Tuesday morning, Wells Fargo (WFC) reported strong results that suggest shares continue to have upside (press release available here). The company earned $1.00 vs. analyst consensus of $0.98, and revenue was also strong at $20.7 billion. Wells Fargo continues to drive efficiency in its business with non-interest expense down $800 million year over year. These cuts have helped to maintain strong profit margins in a mixed trading environment. Over the past year, shares have rallied about 30%, and while I don't expect gains to be that robust in 2014, shares do remain at a discount to fair value.
Wells Fargo is one of the nation's largest lender and has leading market share in mortgages. For the company to grow earnings, it is critical that the company continues to boost its lending activity. Year over year, loans are up a strong $26 billion to $826 billion. However, WFC's mortgage dominance could be a bit of drag in the first half of 2014. The company generated significant fee revenue from refinancing mortgages. As rates have risen, this refinancing activity has plummeted.
Mortgage origination in the quarter was $50 billion, significantly off from $80 billion a year ago. This decline in origination has been offset partially by growing "gain on sale margins" from securitization, which was up 35bp to 1.77%. With rates higher, mortgage volume in the first half of the year will trail 2014, and the Fed taper will likely cut gain on sales. As such, first half fee revenue should be weak due to refinancing declines, though a strong housing market should help to temper the decline.
While this may seem like bad news, it really isn't. In the long run, banks want to see interest rates rise as they make far more money from interest income than origination fees. 2013's refinancing pace was unsustainable, and low rates have kept net interest margin depressed. 2014 and 2015 should be fantastic years for net interest margins. With a decent economy, loan demand (especially for autos and home purchases, not refinances) should remain relatively strong. In other words, Wells Fargo will be adding higher yielding loans to its portfolio, which will increase its average interest rate earned.

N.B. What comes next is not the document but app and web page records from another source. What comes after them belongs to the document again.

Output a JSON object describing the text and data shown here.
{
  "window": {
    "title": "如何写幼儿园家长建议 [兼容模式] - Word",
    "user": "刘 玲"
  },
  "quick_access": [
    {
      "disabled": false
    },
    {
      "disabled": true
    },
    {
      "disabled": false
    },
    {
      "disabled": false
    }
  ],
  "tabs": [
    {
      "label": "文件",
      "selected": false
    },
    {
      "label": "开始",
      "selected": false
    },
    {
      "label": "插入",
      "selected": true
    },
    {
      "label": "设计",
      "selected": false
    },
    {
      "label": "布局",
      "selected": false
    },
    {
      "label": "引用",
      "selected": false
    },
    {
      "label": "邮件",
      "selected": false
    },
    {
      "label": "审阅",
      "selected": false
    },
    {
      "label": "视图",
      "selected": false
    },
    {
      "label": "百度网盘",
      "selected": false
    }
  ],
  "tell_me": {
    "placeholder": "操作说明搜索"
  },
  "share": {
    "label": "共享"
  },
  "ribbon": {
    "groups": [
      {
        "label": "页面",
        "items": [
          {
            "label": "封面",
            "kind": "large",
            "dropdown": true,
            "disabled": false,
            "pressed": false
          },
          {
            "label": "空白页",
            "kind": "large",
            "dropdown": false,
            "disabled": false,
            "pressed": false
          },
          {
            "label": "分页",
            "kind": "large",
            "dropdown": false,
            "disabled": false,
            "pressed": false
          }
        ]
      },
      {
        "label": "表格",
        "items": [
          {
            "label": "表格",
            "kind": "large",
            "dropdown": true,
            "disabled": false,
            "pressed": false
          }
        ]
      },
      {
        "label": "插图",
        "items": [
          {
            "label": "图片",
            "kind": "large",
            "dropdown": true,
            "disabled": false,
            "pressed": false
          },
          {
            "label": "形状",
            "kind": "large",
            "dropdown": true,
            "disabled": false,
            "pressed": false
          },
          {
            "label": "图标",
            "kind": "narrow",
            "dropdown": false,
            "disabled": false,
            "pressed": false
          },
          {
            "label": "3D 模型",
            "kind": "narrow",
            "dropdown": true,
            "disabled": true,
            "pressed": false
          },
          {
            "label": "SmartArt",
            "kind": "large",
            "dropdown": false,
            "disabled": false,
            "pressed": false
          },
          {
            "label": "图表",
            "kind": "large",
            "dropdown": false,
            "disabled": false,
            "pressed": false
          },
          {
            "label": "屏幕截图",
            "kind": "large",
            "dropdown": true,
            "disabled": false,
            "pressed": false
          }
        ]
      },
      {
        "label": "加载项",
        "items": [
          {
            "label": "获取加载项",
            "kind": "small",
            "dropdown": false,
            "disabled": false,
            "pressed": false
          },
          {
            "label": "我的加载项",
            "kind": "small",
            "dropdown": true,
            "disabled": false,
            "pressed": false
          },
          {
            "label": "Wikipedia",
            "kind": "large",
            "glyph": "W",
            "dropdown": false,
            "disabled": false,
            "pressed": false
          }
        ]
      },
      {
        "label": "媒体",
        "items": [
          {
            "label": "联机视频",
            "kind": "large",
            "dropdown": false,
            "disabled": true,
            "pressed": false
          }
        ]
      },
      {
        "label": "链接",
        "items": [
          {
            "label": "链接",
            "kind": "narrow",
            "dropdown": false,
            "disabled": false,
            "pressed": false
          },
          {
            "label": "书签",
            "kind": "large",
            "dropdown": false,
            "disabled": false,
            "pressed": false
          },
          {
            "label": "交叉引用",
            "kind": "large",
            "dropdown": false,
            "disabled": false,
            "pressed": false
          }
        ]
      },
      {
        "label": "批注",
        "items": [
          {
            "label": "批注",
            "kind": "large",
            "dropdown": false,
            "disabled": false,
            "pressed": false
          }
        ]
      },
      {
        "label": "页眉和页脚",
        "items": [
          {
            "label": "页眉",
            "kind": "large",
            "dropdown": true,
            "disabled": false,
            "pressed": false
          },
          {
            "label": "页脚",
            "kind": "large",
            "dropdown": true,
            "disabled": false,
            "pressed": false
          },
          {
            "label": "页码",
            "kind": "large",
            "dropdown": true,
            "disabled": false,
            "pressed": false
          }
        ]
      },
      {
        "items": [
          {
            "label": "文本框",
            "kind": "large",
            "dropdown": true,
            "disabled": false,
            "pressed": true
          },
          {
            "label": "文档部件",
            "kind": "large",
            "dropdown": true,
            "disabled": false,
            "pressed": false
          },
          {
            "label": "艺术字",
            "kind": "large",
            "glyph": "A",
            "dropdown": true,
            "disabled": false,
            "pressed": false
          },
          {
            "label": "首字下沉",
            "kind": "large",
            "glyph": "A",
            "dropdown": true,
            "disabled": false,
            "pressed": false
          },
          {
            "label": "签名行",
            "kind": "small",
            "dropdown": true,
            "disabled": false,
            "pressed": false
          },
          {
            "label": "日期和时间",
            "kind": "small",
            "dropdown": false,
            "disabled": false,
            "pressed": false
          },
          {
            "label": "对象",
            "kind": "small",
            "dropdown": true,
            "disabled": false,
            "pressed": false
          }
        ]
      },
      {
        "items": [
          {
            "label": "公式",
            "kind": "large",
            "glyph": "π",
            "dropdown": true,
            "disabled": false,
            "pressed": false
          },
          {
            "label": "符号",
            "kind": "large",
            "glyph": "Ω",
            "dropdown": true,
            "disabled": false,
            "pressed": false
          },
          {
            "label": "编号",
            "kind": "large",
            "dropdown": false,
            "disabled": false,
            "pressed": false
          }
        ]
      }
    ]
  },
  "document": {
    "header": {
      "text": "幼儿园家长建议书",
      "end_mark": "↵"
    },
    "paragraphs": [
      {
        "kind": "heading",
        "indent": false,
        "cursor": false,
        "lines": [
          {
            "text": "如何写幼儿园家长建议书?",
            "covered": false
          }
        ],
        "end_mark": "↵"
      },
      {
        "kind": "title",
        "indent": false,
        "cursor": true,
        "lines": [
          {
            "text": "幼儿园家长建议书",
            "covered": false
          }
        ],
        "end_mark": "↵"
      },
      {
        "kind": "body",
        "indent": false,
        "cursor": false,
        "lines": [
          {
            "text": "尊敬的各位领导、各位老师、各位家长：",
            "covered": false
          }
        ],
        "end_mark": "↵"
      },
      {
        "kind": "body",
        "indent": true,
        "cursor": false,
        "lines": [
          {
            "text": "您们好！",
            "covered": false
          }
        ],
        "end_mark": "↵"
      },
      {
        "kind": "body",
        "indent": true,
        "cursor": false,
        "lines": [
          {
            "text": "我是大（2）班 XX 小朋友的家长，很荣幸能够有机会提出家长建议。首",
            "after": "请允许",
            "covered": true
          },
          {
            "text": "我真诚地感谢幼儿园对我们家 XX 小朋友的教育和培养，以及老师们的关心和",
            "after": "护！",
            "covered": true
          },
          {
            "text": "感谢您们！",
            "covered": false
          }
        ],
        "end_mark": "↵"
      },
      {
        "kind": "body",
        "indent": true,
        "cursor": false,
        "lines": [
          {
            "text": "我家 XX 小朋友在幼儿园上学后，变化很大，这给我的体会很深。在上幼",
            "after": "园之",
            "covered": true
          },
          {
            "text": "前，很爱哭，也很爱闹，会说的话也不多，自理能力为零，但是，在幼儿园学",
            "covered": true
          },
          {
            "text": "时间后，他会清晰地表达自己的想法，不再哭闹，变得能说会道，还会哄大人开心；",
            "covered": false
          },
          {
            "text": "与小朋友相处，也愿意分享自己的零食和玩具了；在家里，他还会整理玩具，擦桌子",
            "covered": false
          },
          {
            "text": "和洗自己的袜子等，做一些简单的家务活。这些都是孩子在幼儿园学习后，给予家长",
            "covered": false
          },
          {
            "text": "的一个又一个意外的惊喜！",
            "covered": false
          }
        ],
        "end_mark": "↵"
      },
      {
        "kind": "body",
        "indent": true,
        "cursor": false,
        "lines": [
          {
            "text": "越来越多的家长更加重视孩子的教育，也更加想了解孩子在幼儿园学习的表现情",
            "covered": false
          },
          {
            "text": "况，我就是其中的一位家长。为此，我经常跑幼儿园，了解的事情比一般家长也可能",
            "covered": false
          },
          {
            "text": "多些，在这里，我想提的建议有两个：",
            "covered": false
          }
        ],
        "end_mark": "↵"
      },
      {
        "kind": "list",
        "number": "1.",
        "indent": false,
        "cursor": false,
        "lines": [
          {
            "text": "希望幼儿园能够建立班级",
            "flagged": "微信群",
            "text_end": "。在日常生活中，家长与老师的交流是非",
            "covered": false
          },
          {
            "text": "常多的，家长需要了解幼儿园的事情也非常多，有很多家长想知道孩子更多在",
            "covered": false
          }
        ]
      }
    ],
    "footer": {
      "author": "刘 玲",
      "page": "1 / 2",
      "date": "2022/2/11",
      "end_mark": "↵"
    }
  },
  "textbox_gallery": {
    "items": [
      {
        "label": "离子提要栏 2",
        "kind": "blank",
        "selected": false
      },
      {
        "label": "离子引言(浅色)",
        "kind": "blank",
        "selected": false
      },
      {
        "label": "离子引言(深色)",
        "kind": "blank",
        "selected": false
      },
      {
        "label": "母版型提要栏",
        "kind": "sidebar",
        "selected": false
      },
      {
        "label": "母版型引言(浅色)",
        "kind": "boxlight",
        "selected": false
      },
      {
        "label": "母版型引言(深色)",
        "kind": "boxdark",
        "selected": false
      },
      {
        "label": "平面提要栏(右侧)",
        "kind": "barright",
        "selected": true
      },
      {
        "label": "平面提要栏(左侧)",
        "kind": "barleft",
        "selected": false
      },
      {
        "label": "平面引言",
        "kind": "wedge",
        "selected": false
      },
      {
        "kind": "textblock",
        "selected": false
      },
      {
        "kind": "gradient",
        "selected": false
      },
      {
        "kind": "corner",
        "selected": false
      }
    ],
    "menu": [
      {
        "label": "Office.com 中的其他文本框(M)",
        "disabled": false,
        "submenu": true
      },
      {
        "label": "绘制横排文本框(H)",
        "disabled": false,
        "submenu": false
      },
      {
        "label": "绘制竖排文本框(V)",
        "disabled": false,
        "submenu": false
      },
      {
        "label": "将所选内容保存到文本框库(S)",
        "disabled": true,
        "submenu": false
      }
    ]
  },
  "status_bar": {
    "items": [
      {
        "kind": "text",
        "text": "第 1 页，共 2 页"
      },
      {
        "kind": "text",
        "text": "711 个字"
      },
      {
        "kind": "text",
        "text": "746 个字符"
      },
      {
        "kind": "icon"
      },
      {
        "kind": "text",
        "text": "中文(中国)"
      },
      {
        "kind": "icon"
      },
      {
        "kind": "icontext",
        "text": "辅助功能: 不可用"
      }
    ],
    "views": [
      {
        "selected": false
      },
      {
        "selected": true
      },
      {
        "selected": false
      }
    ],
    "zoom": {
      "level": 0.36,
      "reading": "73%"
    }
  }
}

At the same time, the Federal Reserve is planning on keeping the overnight rate below 0.25% into mid-2015. This rate is a major driver of deposit interest rates. As this rate will remain low, Wells Fargo will continue to have very low interest expense. We are in a steepening environment with the Fed letting the long end of the curve rise while short end stays near 0%. In this environment, net interest margins should climb, which is extremely accretive for bank earnings.
In 2013, Wells Fargo had a 3.39% net interest margin, but with the long end higher, I expect 2014 to be close to 2012's results when the company's NIM was 3.76%. A NIM in the 3.70-3.76% range is a reasonable expectation that will greatly improve the company's earnings and offset a decline in refinance volumes. This higher net interest income will add about $4 billion to pre-tax profits while mortgage fees should drop $1.5-2 billion. On the whole, these two factors will lead to a jump of $2-$2.5 billion in pre-tax profits. As a whole, they will drive EPS higher by $0.30-$0.35. At the current pace of loan growth, I would then expect about a 10% rise in earnings per share to roughly $4.30 in 2014.
Investors should also recognize that Wells Fargo is exceptionally well capitalized with a Tier 1 Common Equity of 10.82%. The company's Common Equity Tier 1 under Basel III is 9.78%. As such, the company will be able to return a significant amount of capital to shareholders again this year. All told, Wells Fargo could return $18.5-$20 billion to shareholders while maintaining the same capital ratio. I expect a similar sized dividend hike to $0.35 per quarter, which would leave $10-$12 billion for a share repurchase. We should get a clearer picture of capital returns in the next two months as the Fed reviews and approves the plans.
Now, some investors might be concerned that shares trade at a roughly 50% premium to book value, which stood at $29.48 at the end of the quarter. I actually believe shares deserve a slightly higher valuation. Return on assets was 1.47% last quarter and 1.51% in the full year while return on equity was 13.81% in the last quarter compared to 13.87% in the full year. With strong net interest margins, I expect similar or slightly higher returns in 2014. When a stock trades at book value, ROE will be investors' long run return.
Historically, equities have returned around 8%. This means that a bank that is generating a 13.5-14% return on equity should trade at a 70% premium to book value. If investors applied that premium to Wells Fargo, fair value is between $49 and $51, or about 10% upside. Importantly, I am expecting $4.30 in earnings in 2014, and even at $50, shares have a modest multiple of 11.6x. At $45, shares don't reflect the company's strong return on equity and trade at a very cheap 10.5x forward earnings. With strong net interest margins and high operating efficiency, Wells Fargo is still a buy at current levels.